[Records provided — start]
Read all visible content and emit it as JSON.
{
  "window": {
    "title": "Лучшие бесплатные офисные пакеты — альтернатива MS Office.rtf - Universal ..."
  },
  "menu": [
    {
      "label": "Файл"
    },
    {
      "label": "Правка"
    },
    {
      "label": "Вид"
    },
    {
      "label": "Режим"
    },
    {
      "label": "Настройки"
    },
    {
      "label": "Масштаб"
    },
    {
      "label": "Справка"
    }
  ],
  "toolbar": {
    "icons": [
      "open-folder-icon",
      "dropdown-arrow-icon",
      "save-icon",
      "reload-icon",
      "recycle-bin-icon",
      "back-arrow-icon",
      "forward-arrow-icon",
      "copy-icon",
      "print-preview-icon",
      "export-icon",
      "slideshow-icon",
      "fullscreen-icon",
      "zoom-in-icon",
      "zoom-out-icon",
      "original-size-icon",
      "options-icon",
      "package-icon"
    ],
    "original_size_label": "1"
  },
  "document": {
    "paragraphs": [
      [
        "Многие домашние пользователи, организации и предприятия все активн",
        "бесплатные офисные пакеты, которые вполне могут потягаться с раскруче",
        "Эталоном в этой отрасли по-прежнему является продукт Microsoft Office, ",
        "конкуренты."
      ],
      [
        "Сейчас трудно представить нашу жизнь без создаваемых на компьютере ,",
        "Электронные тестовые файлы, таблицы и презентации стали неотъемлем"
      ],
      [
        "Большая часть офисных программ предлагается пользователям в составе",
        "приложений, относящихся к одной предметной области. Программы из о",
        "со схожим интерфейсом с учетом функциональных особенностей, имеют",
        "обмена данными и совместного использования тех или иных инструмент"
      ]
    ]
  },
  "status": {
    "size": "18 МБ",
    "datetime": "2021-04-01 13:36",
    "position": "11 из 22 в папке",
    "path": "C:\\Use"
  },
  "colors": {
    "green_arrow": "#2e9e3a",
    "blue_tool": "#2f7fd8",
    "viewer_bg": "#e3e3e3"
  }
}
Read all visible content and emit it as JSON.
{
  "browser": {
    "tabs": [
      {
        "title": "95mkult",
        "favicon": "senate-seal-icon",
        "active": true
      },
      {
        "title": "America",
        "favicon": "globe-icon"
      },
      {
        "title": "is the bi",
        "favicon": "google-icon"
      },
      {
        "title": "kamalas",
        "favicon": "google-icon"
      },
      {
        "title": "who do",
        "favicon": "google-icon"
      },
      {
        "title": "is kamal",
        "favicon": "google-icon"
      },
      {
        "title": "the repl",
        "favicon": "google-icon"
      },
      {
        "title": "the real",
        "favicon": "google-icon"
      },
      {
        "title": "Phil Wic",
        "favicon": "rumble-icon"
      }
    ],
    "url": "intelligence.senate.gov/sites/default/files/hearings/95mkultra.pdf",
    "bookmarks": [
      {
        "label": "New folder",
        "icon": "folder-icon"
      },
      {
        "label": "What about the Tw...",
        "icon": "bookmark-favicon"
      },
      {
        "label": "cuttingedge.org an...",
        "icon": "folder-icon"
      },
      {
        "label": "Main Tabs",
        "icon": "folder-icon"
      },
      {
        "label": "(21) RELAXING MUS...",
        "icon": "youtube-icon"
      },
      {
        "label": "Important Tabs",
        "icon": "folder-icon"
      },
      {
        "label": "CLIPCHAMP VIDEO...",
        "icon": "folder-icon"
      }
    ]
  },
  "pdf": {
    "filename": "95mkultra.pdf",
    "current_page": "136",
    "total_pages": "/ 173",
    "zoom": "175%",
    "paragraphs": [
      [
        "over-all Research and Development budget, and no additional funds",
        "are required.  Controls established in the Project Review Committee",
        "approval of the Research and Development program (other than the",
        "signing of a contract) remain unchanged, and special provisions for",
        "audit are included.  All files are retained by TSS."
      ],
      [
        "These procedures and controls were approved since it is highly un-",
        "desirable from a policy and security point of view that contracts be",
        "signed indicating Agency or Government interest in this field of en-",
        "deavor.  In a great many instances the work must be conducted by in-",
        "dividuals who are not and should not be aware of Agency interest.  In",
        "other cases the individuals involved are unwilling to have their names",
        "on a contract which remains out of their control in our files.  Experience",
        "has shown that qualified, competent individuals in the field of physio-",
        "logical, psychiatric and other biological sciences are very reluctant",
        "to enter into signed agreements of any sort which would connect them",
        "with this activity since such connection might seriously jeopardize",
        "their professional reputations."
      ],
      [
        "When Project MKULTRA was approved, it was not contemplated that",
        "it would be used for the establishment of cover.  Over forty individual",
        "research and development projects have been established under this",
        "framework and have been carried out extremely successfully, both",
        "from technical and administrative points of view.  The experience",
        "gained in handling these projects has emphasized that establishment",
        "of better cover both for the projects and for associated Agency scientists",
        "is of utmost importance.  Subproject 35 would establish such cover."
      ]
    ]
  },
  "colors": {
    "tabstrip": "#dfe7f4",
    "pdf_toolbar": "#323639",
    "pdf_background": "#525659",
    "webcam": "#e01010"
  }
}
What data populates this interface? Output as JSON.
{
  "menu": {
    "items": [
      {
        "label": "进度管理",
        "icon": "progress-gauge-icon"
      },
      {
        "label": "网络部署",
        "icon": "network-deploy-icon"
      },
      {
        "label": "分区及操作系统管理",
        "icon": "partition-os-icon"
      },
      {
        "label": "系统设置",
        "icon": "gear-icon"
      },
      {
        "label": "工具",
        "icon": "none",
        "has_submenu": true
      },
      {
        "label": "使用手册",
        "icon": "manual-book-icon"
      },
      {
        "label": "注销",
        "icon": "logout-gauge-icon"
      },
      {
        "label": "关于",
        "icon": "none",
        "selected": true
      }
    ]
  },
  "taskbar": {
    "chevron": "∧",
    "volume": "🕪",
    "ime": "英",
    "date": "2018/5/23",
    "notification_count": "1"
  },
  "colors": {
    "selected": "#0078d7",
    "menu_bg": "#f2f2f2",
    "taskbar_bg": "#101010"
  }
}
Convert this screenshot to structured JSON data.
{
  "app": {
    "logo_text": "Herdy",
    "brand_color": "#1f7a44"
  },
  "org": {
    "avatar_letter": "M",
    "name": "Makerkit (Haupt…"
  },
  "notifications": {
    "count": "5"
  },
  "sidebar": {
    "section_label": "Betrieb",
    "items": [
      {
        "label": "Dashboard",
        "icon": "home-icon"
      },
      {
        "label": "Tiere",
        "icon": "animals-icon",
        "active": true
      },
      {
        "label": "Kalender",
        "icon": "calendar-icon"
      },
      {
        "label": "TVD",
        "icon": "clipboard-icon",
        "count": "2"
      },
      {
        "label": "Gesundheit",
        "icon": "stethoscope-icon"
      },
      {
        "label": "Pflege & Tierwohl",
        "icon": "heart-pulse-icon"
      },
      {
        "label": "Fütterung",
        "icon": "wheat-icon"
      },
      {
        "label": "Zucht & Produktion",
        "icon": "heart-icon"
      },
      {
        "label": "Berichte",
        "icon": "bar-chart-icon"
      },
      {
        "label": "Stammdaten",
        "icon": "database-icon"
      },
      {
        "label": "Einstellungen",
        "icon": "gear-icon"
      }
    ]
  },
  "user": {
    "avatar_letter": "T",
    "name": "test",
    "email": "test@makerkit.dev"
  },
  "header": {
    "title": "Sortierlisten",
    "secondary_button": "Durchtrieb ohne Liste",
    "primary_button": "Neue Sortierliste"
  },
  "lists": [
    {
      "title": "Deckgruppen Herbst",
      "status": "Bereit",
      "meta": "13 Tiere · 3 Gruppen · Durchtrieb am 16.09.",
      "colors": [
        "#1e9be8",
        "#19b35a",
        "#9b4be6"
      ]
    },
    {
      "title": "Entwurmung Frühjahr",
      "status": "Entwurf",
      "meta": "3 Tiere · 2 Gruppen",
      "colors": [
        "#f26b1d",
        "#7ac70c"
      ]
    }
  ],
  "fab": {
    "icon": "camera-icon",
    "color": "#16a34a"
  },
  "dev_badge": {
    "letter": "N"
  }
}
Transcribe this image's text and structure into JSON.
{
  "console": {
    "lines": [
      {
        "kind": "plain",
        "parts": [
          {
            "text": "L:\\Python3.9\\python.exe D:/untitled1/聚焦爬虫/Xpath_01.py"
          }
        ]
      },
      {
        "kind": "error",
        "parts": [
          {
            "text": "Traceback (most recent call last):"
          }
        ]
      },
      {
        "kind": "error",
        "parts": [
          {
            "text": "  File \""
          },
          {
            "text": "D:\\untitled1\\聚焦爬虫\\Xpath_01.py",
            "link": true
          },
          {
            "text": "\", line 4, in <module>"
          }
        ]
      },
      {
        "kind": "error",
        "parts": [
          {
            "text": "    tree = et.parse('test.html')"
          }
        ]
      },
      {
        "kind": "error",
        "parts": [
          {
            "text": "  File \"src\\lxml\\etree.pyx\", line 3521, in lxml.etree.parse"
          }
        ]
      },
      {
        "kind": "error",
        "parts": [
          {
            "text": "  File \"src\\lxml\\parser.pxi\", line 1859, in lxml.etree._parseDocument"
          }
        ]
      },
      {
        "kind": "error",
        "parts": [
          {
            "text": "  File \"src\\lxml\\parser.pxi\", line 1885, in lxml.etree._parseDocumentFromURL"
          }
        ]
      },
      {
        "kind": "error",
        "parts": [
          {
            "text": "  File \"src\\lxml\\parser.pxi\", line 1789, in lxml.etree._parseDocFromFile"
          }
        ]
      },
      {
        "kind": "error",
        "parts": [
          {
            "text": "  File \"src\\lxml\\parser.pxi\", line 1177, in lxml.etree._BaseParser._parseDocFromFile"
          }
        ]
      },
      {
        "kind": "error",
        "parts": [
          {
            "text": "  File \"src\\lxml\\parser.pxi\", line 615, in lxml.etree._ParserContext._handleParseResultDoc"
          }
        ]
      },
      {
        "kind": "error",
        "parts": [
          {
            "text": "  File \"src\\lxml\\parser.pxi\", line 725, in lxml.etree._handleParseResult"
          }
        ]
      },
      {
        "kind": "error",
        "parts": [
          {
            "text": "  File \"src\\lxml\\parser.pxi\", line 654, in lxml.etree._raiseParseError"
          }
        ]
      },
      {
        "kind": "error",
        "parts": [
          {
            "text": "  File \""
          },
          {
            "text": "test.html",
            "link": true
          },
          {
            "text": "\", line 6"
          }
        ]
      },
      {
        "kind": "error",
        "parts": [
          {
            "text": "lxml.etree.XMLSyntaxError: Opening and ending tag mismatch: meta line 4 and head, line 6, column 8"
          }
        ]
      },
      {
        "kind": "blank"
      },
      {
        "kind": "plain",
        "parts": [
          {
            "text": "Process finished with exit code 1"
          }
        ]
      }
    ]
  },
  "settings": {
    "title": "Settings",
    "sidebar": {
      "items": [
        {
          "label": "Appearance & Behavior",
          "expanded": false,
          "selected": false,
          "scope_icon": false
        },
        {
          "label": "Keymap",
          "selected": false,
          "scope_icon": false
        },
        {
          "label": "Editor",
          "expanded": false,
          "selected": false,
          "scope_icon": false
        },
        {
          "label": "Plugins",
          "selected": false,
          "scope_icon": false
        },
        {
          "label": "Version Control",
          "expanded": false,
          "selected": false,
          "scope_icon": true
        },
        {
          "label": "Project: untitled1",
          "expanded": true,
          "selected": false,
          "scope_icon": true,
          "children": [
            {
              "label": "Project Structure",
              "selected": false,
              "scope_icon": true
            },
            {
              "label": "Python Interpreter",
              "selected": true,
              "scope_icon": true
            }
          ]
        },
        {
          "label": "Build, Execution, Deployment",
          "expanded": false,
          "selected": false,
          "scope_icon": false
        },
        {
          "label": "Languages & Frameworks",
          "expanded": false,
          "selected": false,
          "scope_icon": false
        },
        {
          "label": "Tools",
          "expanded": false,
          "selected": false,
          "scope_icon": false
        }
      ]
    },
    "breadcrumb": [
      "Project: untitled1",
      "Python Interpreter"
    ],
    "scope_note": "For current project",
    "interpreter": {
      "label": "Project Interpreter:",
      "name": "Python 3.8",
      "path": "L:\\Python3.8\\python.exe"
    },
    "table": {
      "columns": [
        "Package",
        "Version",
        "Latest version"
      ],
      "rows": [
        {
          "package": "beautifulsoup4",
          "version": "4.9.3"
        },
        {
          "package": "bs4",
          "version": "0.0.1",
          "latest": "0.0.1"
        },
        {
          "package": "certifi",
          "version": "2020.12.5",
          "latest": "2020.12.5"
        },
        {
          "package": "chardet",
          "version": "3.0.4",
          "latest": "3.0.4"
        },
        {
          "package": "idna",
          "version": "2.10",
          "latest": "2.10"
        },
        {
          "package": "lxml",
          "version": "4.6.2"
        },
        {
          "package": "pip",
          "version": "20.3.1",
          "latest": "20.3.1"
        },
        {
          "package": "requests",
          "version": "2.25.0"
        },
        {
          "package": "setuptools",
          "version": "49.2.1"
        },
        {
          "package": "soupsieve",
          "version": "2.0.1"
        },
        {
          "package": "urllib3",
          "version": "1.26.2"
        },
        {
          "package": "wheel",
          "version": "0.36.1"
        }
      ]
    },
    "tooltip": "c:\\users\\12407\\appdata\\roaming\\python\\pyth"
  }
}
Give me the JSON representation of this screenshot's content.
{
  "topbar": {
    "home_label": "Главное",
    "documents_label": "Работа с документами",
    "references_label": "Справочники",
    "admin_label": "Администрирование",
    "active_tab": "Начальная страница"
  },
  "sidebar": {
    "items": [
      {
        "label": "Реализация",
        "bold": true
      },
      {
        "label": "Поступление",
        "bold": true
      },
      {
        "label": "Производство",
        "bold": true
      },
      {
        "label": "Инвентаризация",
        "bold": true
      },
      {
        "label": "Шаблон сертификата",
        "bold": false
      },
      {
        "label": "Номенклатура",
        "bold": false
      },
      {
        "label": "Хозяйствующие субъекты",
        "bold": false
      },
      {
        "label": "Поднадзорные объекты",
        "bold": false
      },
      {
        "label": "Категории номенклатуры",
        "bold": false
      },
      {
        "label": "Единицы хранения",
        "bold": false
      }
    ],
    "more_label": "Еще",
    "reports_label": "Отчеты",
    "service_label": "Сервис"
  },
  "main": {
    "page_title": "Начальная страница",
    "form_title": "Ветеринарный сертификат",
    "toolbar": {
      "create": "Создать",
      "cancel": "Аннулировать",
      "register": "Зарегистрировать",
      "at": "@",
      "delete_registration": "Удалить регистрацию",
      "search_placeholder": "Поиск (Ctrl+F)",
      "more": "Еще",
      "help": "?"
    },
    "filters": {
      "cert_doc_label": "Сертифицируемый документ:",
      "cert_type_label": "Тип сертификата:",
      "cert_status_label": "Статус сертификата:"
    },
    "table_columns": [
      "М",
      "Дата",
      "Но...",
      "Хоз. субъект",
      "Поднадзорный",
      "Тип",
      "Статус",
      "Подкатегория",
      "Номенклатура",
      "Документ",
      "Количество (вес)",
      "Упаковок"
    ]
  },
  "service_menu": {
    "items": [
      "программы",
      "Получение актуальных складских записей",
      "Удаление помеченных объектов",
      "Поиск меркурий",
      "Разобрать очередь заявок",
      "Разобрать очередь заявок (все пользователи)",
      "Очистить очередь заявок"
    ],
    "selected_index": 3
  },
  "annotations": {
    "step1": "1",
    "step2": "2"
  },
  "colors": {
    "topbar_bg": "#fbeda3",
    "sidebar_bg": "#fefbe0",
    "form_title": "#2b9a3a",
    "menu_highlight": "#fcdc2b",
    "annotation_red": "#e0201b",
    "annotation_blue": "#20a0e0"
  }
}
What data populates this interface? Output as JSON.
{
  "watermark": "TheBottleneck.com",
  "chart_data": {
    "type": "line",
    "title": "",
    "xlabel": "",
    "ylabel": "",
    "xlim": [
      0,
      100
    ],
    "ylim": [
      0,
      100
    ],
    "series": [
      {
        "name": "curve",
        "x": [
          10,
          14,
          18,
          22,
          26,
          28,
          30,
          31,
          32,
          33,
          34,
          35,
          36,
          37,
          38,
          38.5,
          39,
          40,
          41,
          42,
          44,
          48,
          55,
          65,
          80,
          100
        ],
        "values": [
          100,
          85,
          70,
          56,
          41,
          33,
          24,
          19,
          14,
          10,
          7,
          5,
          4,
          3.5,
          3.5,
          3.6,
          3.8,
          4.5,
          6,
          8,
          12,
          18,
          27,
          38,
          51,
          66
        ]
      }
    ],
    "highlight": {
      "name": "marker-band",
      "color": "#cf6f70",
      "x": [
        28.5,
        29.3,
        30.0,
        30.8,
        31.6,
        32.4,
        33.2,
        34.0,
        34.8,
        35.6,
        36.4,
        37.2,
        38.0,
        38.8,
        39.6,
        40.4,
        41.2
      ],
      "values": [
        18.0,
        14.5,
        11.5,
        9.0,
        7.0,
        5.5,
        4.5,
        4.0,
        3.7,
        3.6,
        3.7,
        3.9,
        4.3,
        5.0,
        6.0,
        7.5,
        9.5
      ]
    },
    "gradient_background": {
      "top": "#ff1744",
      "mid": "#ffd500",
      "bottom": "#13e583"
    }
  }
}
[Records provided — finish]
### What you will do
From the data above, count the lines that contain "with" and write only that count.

### Answer to the exercise
2